Items from an interface collection:

************

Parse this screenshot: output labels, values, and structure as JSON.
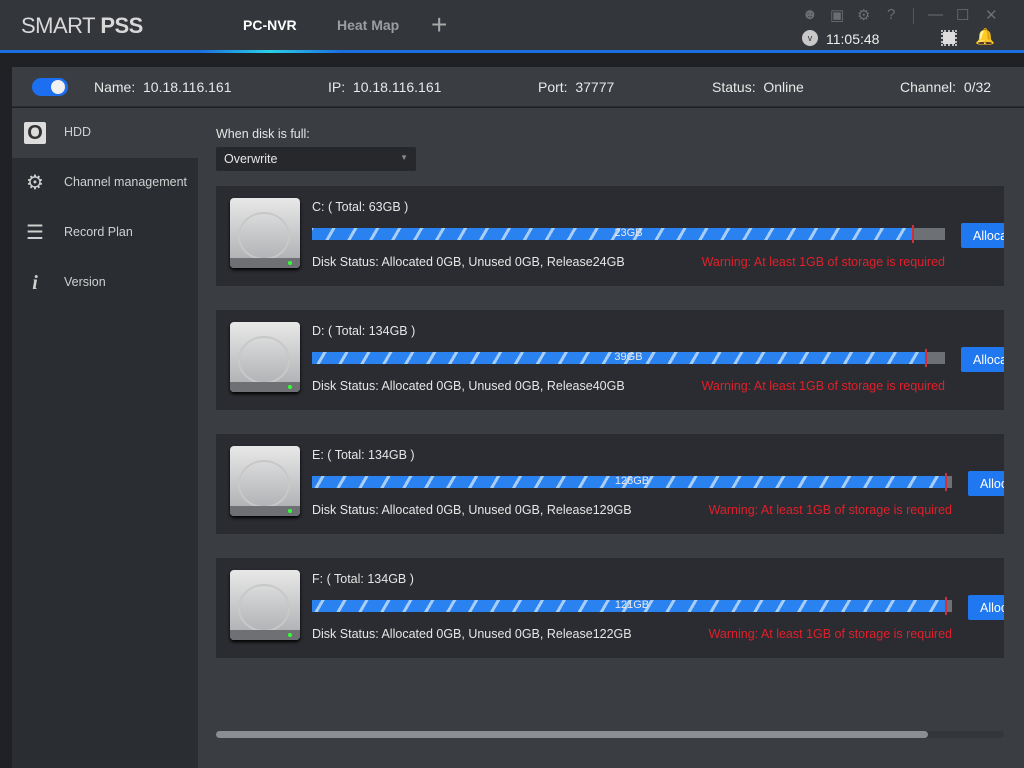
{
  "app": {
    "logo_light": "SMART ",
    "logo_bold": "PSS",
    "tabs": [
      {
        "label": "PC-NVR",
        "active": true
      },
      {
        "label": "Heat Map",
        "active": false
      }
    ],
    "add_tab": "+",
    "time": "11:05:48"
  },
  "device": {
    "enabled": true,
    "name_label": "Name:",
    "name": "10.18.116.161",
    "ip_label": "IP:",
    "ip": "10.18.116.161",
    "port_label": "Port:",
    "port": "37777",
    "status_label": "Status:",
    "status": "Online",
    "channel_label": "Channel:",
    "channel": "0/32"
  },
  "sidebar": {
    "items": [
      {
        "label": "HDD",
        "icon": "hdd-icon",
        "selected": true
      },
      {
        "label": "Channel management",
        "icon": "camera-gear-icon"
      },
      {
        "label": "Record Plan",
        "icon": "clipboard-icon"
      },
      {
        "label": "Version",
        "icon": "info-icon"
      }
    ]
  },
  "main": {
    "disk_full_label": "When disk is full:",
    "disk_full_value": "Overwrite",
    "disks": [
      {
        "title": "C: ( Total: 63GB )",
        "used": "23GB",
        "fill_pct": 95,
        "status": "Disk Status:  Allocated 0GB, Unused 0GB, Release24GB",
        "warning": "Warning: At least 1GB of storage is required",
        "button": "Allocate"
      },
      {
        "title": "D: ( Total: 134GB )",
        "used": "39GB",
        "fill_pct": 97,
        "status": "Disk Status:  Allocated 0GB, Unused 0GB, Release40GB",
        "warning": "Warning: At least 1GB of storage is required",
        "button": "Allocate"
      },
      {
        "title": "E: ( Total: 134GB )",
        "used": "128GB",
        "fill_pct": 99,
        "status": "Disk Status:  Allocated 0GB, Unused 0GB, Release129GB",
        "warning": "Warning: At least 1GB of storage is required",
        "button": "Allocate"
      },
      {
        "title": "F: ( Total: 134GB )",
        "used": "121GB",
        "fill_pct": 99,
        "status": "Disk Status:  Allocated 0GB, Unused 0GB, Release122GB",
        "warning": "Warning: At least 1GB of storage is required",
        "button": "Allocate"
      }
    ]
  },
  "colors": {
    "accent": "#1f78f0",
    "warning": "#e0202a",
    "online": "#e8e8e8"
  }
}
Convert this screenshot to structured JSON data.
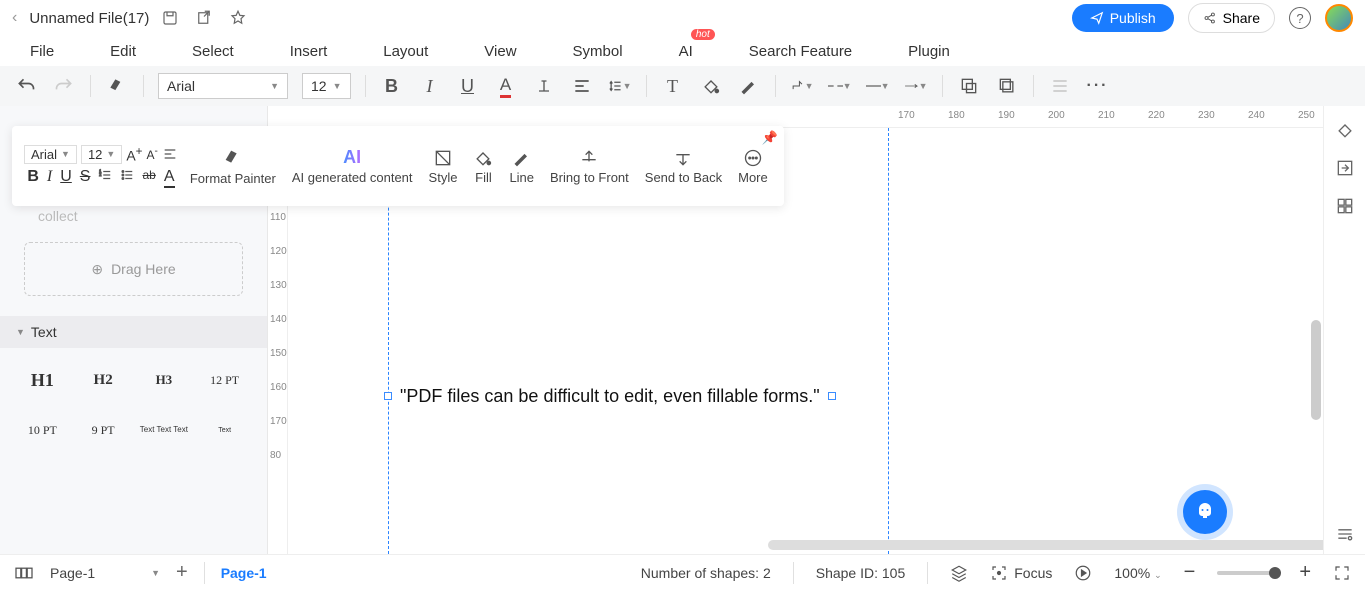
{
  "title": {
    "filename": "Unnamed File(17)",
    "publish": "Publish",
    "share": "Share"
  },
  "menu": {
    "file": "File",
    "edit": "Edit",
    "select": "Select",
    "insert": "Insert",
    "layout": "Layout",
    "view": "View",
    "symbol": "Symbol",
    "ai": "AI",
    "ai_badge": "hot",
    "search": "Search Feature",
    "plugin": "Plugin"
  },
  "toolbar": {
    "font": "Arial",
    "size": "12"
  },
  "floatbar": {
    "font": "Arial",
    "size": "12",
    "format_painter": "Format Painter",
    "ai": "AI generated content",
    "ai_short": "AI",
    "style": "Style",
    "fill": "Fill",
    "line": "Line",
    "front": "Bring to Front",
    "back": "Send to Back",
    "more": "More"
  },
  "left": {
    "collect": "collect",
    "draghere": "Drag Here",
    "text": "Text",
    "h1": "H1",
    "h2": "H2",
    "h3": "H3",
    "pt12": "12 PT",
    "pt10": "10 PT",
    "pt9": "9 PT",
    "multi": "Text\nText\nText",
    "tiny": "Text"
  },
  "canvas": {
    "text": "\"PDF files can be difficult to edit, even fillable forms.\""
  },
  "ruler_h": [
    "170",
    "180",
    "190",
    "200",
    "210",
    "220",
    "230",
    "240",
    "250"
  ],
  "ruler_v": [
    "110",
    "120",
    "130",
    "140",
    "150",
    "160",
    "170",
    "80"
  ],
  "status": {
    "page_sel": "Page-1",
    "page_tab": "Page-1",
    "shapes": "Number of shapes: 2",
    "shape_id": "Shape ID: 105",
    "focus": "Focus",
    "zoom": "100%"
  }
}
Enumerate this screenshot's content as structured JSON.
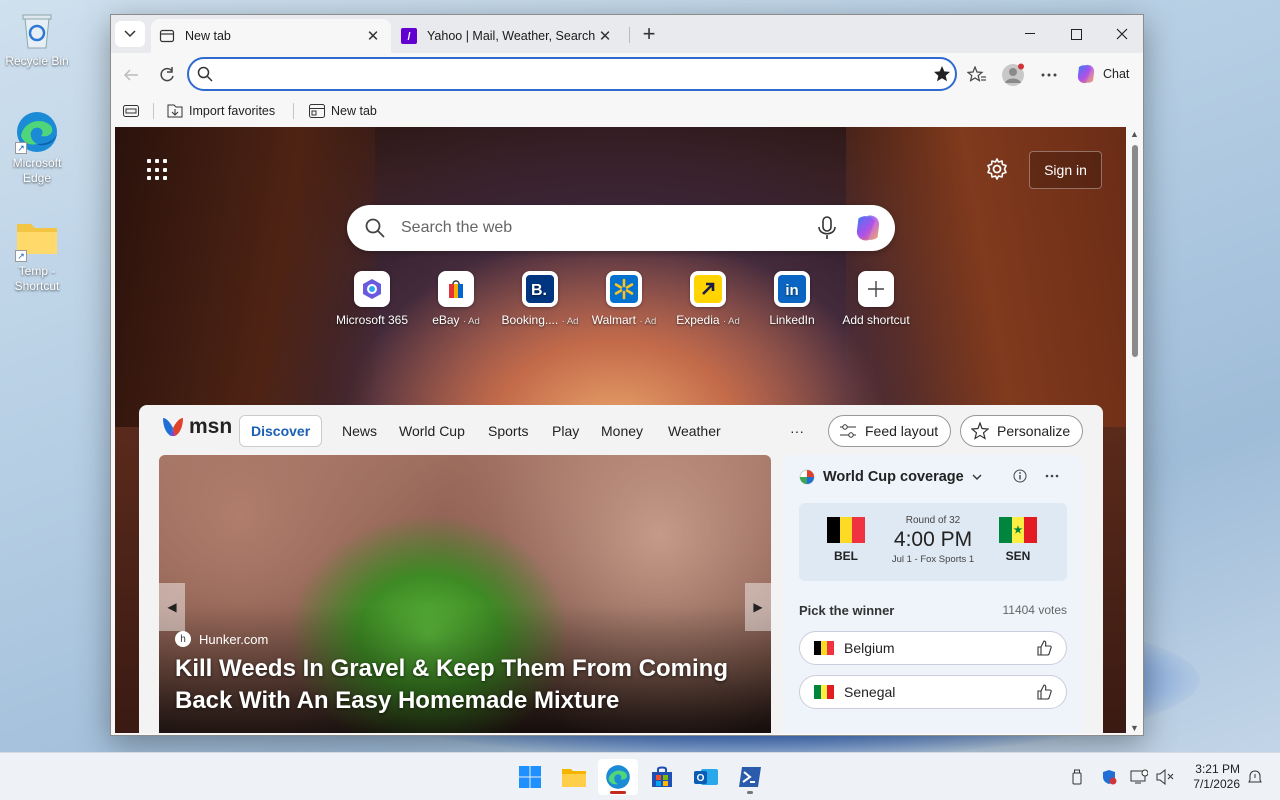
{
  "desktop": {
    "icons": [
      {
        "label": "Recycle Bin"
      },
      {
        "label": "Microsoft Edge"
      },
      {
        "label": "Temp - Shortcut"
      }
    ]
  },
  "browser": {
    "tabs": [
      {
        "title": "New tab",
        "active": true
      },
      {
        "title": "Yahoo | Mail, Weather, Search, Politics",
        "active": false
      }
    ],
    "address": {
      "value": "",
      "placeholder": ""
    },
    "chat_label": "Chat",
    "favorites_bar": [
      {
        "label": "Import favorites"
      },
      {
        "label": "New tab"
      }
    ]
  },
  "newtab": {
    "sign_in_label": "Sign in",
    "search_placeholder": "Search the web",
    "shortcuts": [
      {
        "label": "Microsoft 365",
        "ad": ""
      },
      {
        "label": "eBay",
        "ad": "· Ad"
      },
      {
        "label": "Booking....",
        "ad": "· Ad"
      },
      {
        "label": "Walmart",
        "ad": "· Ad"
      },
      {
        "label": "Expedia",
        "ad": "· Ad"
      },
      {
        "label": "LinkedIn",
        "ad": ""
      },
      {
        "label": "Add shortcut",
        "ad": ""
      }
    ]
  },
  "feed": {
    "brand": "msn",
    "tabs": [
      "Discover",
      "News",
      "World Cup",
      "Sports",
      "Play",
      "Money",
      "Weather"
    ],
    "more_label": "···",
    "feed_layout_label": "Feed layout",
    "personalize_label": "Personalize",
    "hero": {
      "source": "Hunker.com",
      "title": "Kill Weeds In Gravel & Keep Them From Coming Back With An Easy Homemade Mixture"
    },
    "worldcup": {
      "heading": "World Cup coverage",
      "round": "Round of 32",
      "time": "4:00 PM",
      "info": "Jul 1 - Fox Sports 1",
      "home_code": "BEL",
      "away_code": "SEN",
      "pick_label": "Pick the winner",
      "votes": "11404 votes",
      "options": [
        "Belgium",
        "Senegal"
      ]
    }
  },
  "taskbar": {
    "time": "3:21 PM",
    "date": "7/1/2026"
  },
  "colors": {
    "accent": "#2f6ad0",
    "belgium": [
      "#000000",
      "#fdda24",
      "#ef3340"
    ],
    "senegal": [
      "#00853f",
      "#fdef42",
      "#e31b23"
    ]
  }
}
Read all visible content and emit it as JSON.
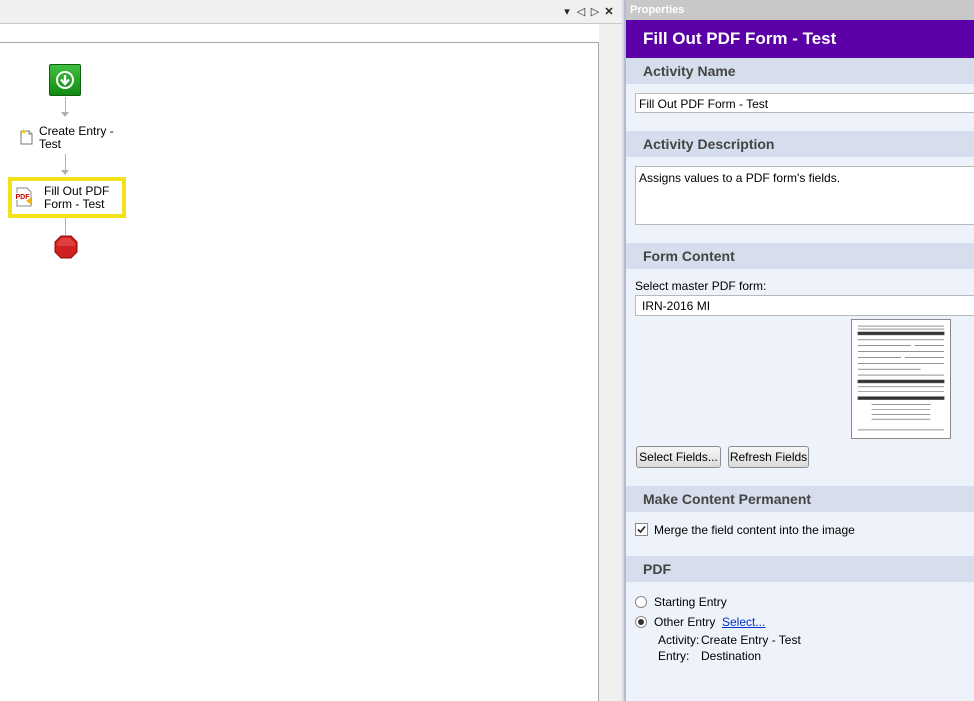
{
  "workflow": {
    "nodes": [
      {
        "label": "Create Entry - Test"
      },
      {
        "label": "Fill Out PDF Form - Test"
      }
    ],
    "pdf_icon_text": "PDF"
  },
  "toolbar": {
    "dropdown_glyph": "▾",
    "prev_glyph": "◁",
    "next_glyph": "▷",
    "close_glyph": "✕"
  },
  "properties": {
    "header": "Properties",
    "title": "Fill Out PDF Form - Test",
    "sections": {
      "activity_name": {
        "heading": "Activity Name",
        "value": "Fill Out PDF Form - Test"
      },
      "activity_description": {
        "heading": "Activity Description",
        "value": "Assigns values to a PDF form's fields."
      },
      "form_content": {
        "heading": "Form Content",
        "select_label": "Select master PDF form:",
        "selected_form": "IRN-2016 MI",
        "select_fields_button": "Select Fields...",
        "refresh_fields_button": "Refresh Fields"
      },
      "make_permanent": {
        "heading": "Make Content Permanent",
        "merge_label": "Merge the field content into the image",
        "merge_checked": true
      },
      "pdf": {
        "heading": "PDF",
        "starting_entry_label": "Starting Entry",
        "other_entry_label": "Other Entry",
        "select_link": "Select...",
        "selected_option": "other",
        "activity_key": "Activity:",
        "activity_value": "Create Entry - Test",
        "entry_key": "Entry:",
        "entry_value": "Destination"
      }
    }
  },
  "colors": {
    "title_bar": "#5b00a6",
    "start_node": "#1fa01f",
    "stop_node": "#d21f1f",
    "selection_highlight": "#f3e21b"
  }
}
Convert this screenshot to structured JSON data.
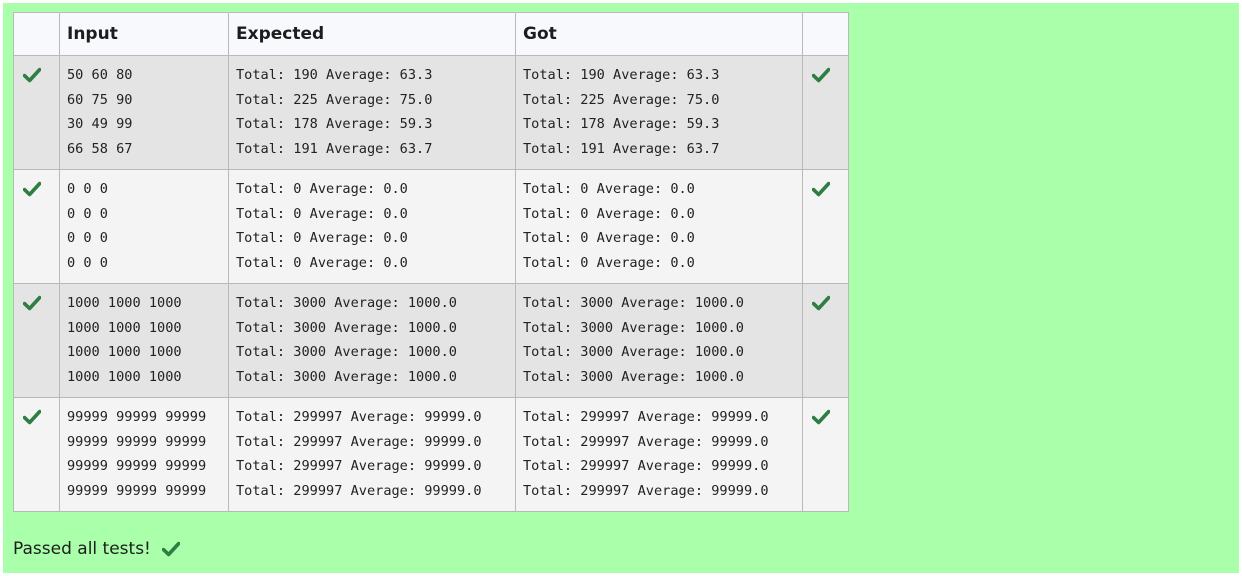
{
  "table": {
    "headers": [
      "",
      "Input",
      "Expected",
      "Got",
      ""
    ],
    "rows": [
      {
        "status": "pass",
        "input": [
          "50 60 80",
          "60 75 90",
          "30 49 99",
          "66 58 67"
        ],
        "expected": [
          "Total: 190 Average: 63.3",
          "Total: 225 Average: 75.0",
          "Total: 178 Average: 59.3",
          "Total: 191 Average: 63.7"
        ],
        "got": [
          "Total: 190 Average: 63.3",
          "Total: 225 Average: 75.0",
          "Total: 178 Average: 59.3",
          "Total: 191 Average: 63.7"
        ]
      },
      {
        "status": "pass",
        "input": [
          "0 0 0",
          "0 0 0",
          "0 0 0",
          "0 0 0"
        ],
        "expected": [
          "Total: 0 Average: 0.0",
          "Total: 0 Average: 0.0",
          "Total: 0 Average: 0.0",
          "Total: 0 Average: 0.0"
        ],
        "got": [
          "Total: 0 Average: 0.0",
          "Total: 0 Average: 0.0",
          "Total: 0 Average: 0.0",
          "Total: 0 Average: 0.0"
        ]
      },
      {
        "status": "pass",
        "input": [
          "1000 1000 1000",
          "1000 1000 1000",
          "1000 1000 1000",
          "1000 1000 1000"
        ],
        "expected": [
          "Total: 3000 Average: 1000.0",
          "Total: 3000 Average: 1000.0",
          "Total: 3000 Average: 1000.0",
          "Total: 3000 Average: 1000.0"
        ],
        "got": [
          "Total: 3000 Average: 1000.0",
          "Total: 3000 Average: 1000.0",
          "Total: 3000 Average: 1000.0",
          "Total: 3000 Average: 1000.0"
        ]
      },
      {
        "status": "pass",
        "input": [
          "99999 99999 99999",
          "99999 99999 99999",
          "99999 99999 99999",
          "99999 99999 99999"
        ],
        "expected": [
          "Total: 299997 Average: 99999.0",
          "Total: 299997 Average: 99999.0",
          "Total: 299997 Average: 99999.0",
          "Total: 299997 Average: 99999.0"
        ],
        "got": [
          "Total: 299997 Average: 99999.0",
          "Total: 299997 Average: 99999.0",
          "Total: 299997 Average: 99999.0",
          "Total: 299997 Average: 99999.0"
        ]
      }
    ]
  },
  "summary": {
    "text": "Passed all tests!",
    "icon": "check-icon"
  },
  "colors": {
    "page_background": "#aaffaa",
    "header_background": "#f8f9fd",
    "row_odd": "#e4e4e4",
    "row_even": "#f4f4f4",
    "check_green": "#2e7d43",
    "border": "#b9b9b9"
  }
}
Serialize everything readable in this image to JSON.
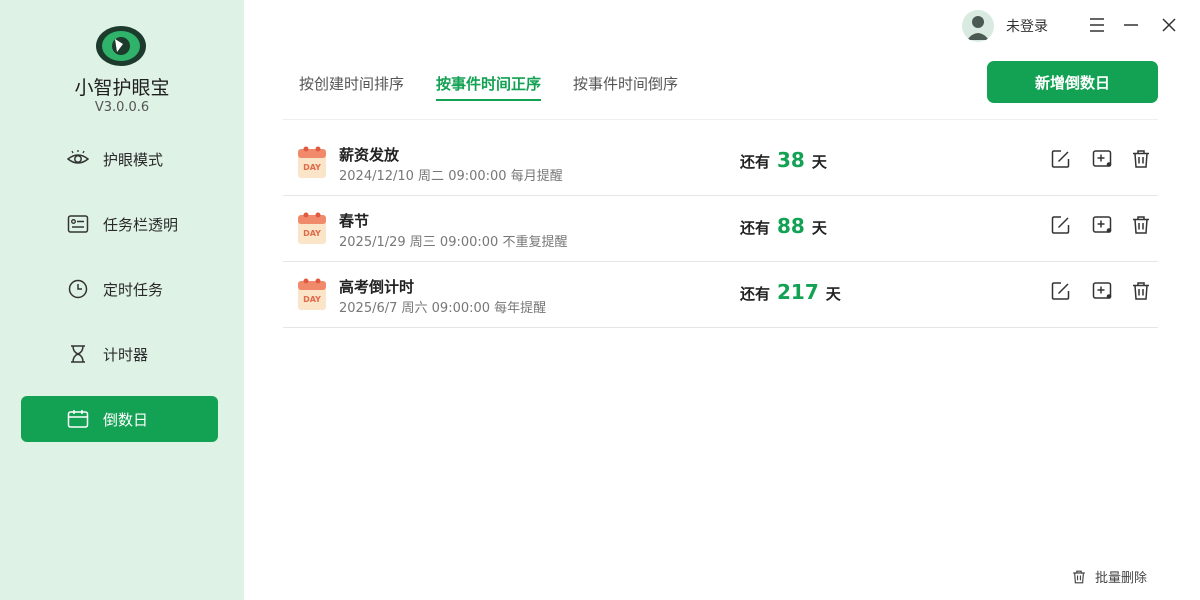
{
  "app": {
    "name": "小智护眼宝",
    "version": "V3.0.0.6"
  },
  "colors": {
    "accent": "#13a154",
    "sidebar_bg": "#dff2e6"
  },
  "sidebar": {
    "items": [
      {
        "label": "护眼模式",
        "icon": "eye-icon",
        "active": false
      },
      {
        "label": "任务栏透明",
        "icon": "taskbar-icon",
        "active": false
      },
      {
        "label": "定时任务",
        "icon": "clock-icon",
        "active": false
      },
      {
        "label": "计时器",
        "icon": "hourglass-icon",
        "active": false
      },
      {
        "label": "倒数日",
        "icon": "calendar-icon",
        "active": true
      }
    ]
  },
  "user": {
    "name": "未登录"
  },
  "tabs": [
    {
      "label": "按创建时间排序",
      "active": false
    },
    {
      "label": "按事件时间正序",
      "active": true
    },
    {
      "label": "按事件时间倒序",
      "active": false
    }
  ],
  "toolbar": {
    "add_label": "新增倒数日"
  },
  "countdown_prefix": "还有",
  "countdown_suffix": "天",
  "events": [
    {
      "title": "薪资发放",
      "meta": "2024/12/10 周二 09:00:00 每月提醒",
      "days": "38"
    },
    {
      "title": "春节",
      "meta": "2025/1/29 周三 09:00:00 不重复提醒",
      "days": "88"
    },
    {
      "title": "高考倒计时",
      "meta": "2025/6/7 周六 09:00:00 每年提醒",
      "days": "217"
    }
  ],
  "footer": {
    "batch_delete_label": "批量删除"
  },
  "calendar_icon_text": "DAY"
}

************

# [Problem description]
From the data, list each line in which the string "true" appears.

# [Exercise result]
        "active": true
    "enabled": true,
        "selected": true
        "active": true
        "merge_checked": true
        "active": true
      "active": true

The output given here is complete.